Have you converted your nature strip turf into a footpath garden? This is a call on gardeners to send me a photograph showing how you have put the nature back into your nature strip. A short sentence (or two) explaining what footpath gardening means to you would add value to your image. I can add brief comments as image captions. Until the law changes, images will be published anonymously to protect you from prosecution by Brisbane City Council.
Please email your images to me at: firstname.lastname@example.org
You never know, this may become a television gardening story!
I want to create the first public gallery of how people cultivate this little strip of public land outside their home.
Brisbane City Council has flagged a review of the section of its Natural Assets Local Law (NALL, 2003) which forbids the cultivation of nature strips by ratepayers. Over the past decade, many dedicated gardeners have cultivated the footpaths outside their homes in contravention of the NALL only to find themselves being criminalised by Brisbane City Council and threatened by heavy fines if they fail to re-turf their work within arbitrary deadlines.
In some cases, Brisbane City Council has negotiated settlements allowing footpath gardens to continue with modifications, such as the verge garden in Wynnum West. Supporters of the elderly couple responsible for this garden were ready to picket councillors, so this was a step in the right direction for BCC.
To boldly garden where no one has gardened before…
If you want to garden on your verge, visit my blog ‘To Boldly Garden Where No One Has Gardened Before‘.
What is the result of footpath gardening? Much research points to increased sale prices of property – a pretty front garden and nature strip can add up to 10% of the value of your home and it helps property sell faster. Real estate agents like the concept.
A study involving the Community Greening project by the NSW Department of Public Housing and the NSW Police found that streets where people actively garden in public experience a drop in petty crime, like theft, vandalism and graffiti.
Pretty much every study completed around the world agrees that the social benefits of gardening on public land are a sustained boost in well-being of the gardeners and a greater sense of community through meeting and socialising with neighbours. It’s grass roots community building.
As a Park Manager in the 1980’s I had the good fortune of working for England’s most ‘right-wing’ council (Wandsworth) and England’s most ‘left-wing’ council (Islington). Through different perspectives, both councils had policies which encouraged ratepayers to improve the amenity value of their streets through gardening. Wandsworth famously instigated a ‘Brighter Borough’ campaign, promoting and installing footpath gardens and a comprehensive tree planting programme. (I managed the latter.)
Gardening on public open space is not a party political issue. Instead of heavily fining public-spirited rate paying gardeners, these councils developed regulations that included them.
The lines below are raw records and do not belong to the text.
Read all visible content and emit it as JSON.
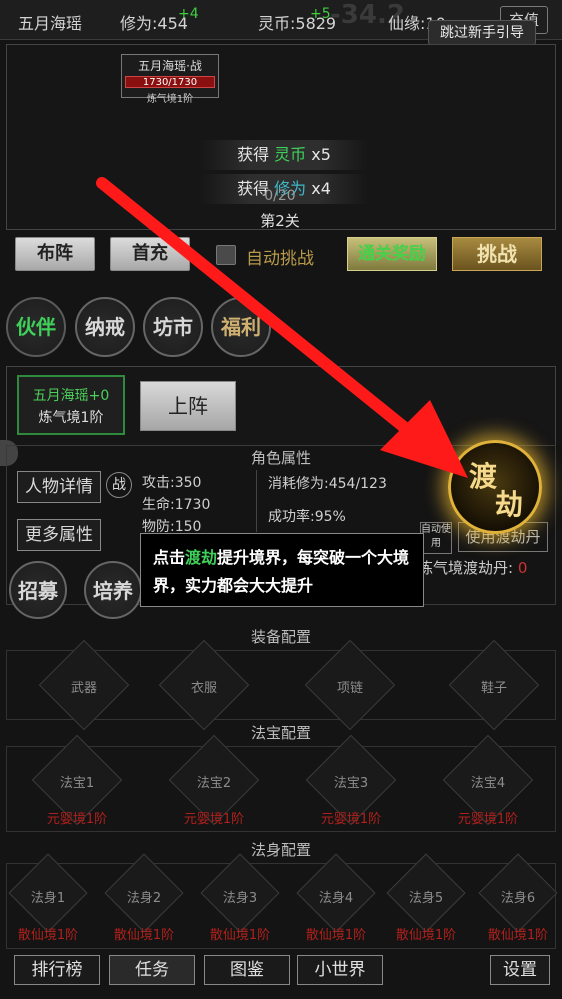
{
  "topbar": {
    "name": "五月海瑶",
    "cultivation": "修为:454",
    "cultivation_gain": "+4",
    "currency": "灵币:5829",
    "currency_gain": "+5",
    "fate": "仙缘:10",
    "right_btn": "充值",
    "float_number": "-34.2"
  },
  "skip_guide": "跳过新手引导",
  "battle": {
    "card_name": "五月海瑶·战",
    "card_hp": "1730/1730",
    "card_level": "炼气境1阶",
    "reward1_prefix": "获得",
    "reward1_item": "灵币",
    "reward1_count": "x5",
    "reward2_prefix": "获得",
    "reward2_item": "修为",
    "reward2_count": "x4",
    "wave": "0/20",
    "stage": "第2关"
  },
  "actions": {
    "formation": "布阵",
    "first_recharge": "首充",
    "auto_challenge": "自动挑战",
    "pass_reward": "通关奖励",
    "challenge": "挑战"
  },
  "tabs": [
    "伙伴",
    "纳戒",
    "坊市",
    "福利"
  ],
  "hero": {
    "name": "五月海瑶+0",
    "level": "炼气境1阶",
    "deploy": "上阵"
  },
  "attributes": {
    "section_title": "角色属性",
    "detail_btn": "人物详情",
    "battle_tag": "战",
    "more_btn": "更多属性",
    "attack": "攻击:350",
    "hp": "生命:1730",
    "defense": "物防:150",
    "cost": "消耗修为:454/123",
    "success": "成功率:95%",
    "recruit": "招募",
    "train": "培养"
  },
  "dujie": {
    "char1": "渡",
    "char2": "劫",
    "auto_use": "自动使用",
    "use_pill": "使用渡劫丹",
    "pill_label": "炼气境渡劫丹:",
    "pill_count": "0"
  },
  "tooltip": {
    "part1": "点击",
    "highlight": "渡劫",
    "part2": "提升境界，每突破一个大境界，实力都会大大提升"
  },
  "equipment": {
    "title": "装备配置",
    "slots": [
      "武器",
      "衣服",
      "项链",
      "鞋子"
    ]
  },
  "treasure": {
    "title": "法宝配置",
    "slots": [
      "法宝1",
      "法宝2",
      "法宝3",
      "法宝4"
    ],
    "requirement": "元婴境1阶"
  },
  "body": {
    "title": "法身配置",
    "slots": [
      "法身1",
      "法身2",
      "法身3",
      "法身4",
      "法身5",
      "法身6"
    ],
    "requirement": "散仙境1阶"
  },
  "bottom_nav": [
    "排行榜",
    "任务",
    "图鉴",
    "小世界",
    "设置"
  ],
  "colors": {
    "accent_green": "#3fd05a",
    "arrow_red": "#ff1a1a",
    "gold": "#e0b23a",
    "warn_red": "#b0201c"
  }
}
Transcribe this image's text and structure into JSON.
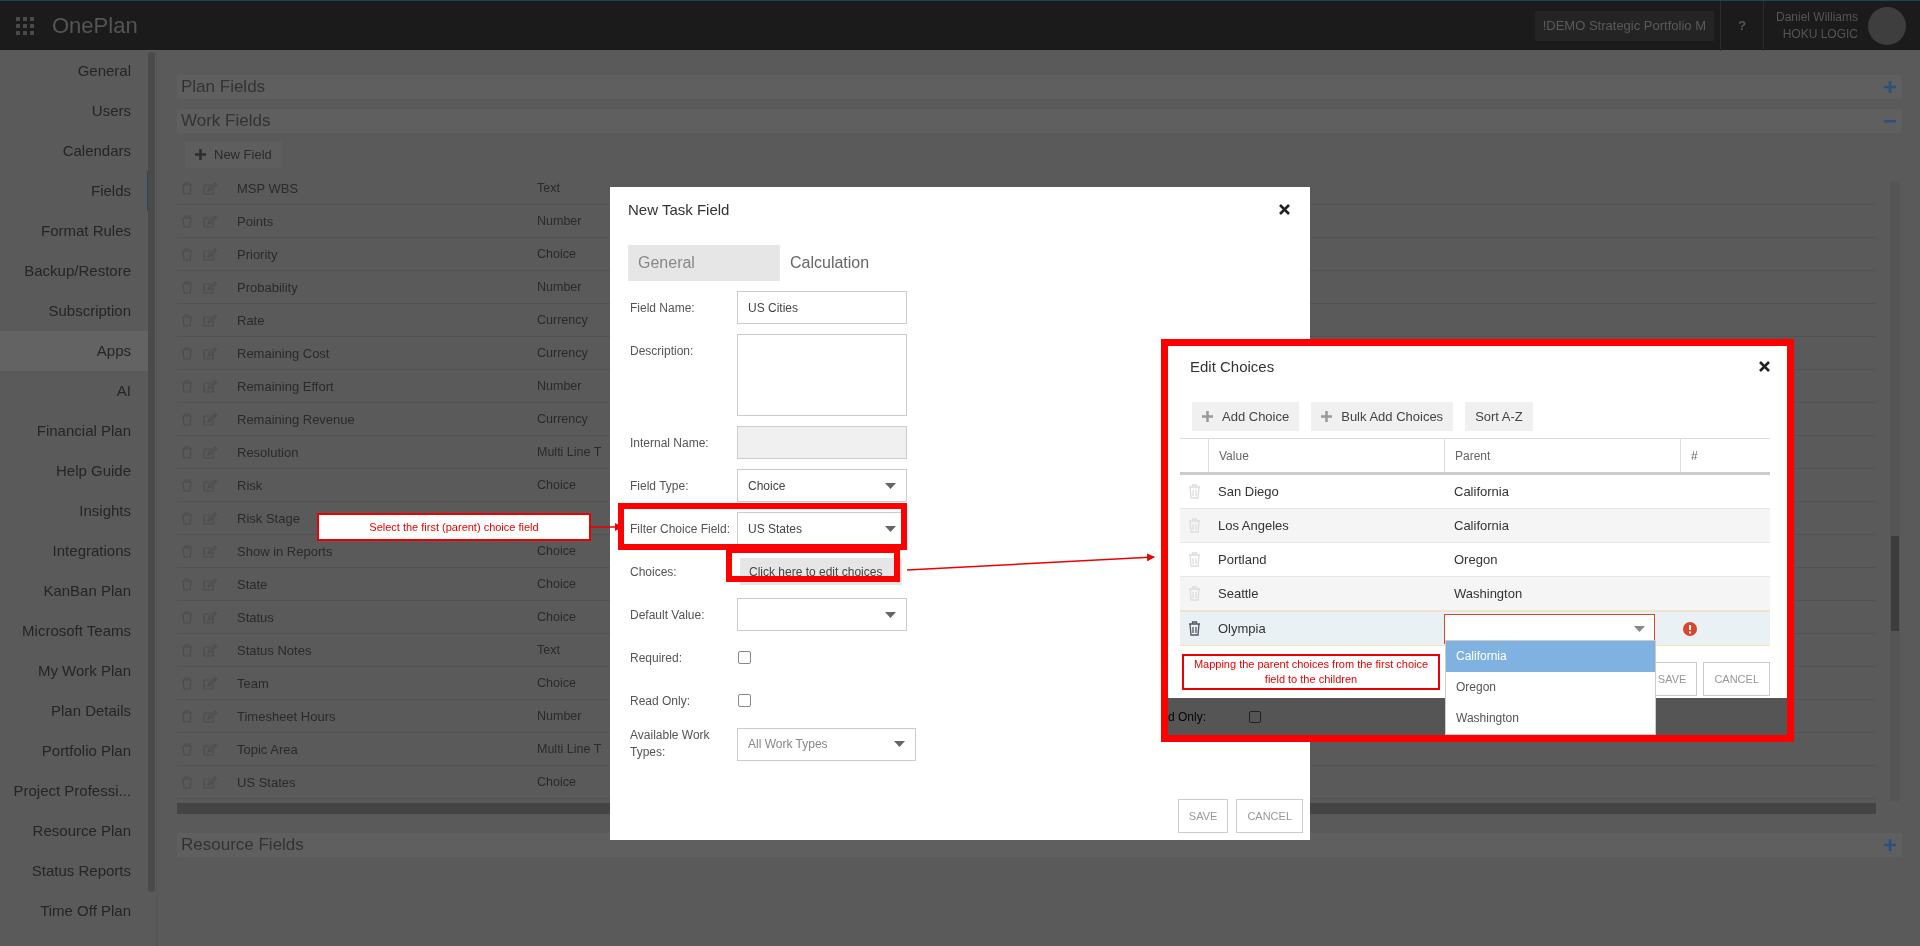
{
  "topbar": {
    "app_name": "OnePlan",
    "workspace": "!DEMO Strategic Portfolio M",
    "help": "?",
    "user_name": "Daniel Williams",
    "user_org": "HOKU LOGIC"
  },
  "sidebar": {
    "items": [
      {
        "label": "General",
        "selected": false,
        "kind": "item"
      },
      {
        "label": "Users",
        "selected": false,
        "kind": "item"
      },
      {
        "label": "Calendars",
        "selected": false,
        "kind": "item"
      },
      {
        "label": "Fields",
        "selected": true,
        "kind": "item"
      },
      {
        "label": "Format Rules",
        "selected": false,
        "kind": "item"
      },
      {
        "label": "Backup/Restore",
        "selected": false,
        "kind": "item"
      },
      {
        "label": "Subscription",
        "selected": false,
        "kind": "item"
      },
      {
        "label": "Apps",
        "selected": false,
        "kind": "group"
      },
      {
        "label": "AI",
        "selected": false,
        "kind": "item"
      },
      {
        "label": "Financial Plan",
        "selected": false,
        "kind": "item"
      },
      {
        "label": "Help Guide",
        "selected": false,
        "kind": "item"
      },
      {
        "label": "Insights",
        "selected": false,
        "kind": "item"
      },
      {
        "label": "Integrations",
        "selected": false,
        "kind": "item"
      },
      {
        "label": "KanBan Plan",
        "selected": false,
        "kind": "item"
      },
      {
        "label": "Microsoft Teams",
        "selected": false,
        "kind": "item"
      },
      {
        "label": "My Work Plan",
        "selected": false,
        "kind": "item"
      },
      {
        "label": "Plan Details",
        "selected": false,
        "kind": "item"
      },
      {
        "label": "Portfolio Plan",
        "selected": false,
        "kind": "item"
      },
      {
        "label": "Project Professi...",
        "selected": false,
        "kind": "item"
      },
      {
        "label": "Resource Plan",
        "selected": false,
        "kind": "item"
      },
      {
        "label": "Status Reports",
        "selected": false,
        "kind": "item"
      },
      {
        "label": "Time Off Plan",
        "selected": false,
        "kind": "item"
      }
    ]
  },
  "plan_fields": {
    "title": "Plan Fields",
    "expanded": false
  },
  "work_fields": {
    "title": "Work Fields",
    "expanded": true,
    "new_field_button": "New Field",
    "rows": [
      {
        "name": "MSP WBS",
        "type": "Text"
      },
      {
        "name": "Points",
        "type": "Number"
      },
      {
        "name": "Priority",
        "type": "Choice"
      },
      {
        "name": "Probability",
        "type": "Number"
      },
      {
        "name": "Rate",
        "type": "Currency"
      },
      {
        "name": "Remaining Cost",
        "type": "Currency"
      },
      {
        "name": "Remaining Effort",
        "type": "Number"
      },
      {
        "name": "Remaining Revenue",
        "type": "Currency"
      },
      {
        "name": "Resolution",
        "type": "Multi Line T"
      },
      {
        "name": "Risk",
        "type": "Choice"
      },
      {
        "name": "Risk Stage"
      },
      {
        "name": "Show in Reports",
        "type": "Choice"
      },
      {
        "name": "State",
        "type": "Choice"
      },
      {
        "name": "Status",
        "type": "Choice"
      },
      {
        "name": "Status Notes",
        "type": "Text"
      },
      {
        "name": "Team",
        "type": "Choice"
      },
      {
        "name": "Timesheet Hours",
        "type": "Number"
      },
      {
        "name": "Topic Area",
        "type": "Multi Line T"
      },
      {
        "name": "US States",
        "type": "Choice"
      }
    ]
  },
  "resource_fields": {
    "title": "Resource Fields",
    "expanded": false
  },
  "new_task_field": {
    "title": "New Task Field",
    "tabs": [
      {
        "label": "General",
        "selected": true
      },
      {
        "label": "Calculation",
        "selected": false
      }
    ],
    "fields": [
      {
        "label": "Field Name:",
        "kind": "text",
        "value": "US Cities",
        "highlighted": false
      },
      {
        "label": "Description:",
        "kind": "textarea",
        "highlighted": false
      },
      {
        "label": "Internal Name:",
        "kind": "readonly",
        "highlighted": false
      },
      {
        "label": "Field Type:",
        "kind": "select",
        "value": "Choice",
        "highlighted": false
      },
      {
        "label": "Filter Choice Field:",
        "kind": "select",
        "value": "US States",
        "highlighted": true
      },
      {
        "label": "Choices:",
        "kind": "button",
        "value": "Click here to edit choices",
        "highlighted": true
      },
      {
        "label": "Default Value:",
        "kind": "select",
        "highlighted": false
      },
      {
        "label": "Required:",
        "kind": "checkbox",
        "checked": false,
        "highlighted": false
      },
      {
        "label": "Read Only:",
        "kind": "checkbox",
        "checked": false,
        "highlighted": false
      },
      {
        "label": "Available Work Types:",
        "kind": "wideselect",
        "placeholder": "All Work Types",
        "highlighted": false
      }
    ],
    "buttons": [
      "SAVE",
      "CANCEL"
    ]
  },
  "edit_choices": {
    "title": "Edit Choices",
    "highlighted": true,
    "toolbar": [
      {
        "label": "Add Choice",
        "kind": "add"
      },
      {
        "label": "Bulk Add Choices",
        "kind": "add"
      },
      {
        "label": "Sort A-Z",
        "kind": "plain"
      }
    ],
    "columns": [
      "Value",
      "Parent",
      "#"
    ],
    "rows": [
      {
        "value": "San Diego",
        "parent": "California",
        "selected": false,
        "editing": false
      },
      {
        "value": "Los Angeles",
        "parent": "California",
        "selected": false,
        "editing": false
      },
      {
        "value": "Portland",
        "parent": "Oregon",
        "selected": false,
        "editing": false
      },
      {
        "value": "Seattle",
        "parent": "Washington",
        "selected": false,
        "editing": false
      },
      {
        "value": "Olympia",
        "selected": true,
        "editing": true,
        "error": true,
        "options": [
          {
            "label": "California",
            "selected": true
          },
          {
            "label": "Oregon",
            "selected": false
          },
          {
            "label": "Washington",
            "selected": false
          }
        ]
      }
    ],
    "buttons": [
      "SAVE",
      "CANCEL"
    ],
    "behind": {
      "label": "d Only:",
      "checked": false
    }
  },
  "annotations": [
    {
      "text": "Select the first (parent) choice field",
      "kind": "left"
    },
    {
      "text": "Mapping the parent choices from the first choice field to the children",
      "kind": "bottom"
    }
  ]
}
I administered provisions that ensured lawn mowing, weed control, tree maintenance and road maintenance services and contractors worked with footpath gardeners, not against them.
Good on Brisbane’s ratepayers for taking a stand against stupid, municipal red tape that has for too long blocked people from realising the full value of their homes, frustrated the desire to beautify our city by putting land to better use – and opposing our natural desire to behave like a social species.
How do I garden on my verge? Read: ‘To Boldly Garden Where No One Has Gardened Before’.
5th November 2015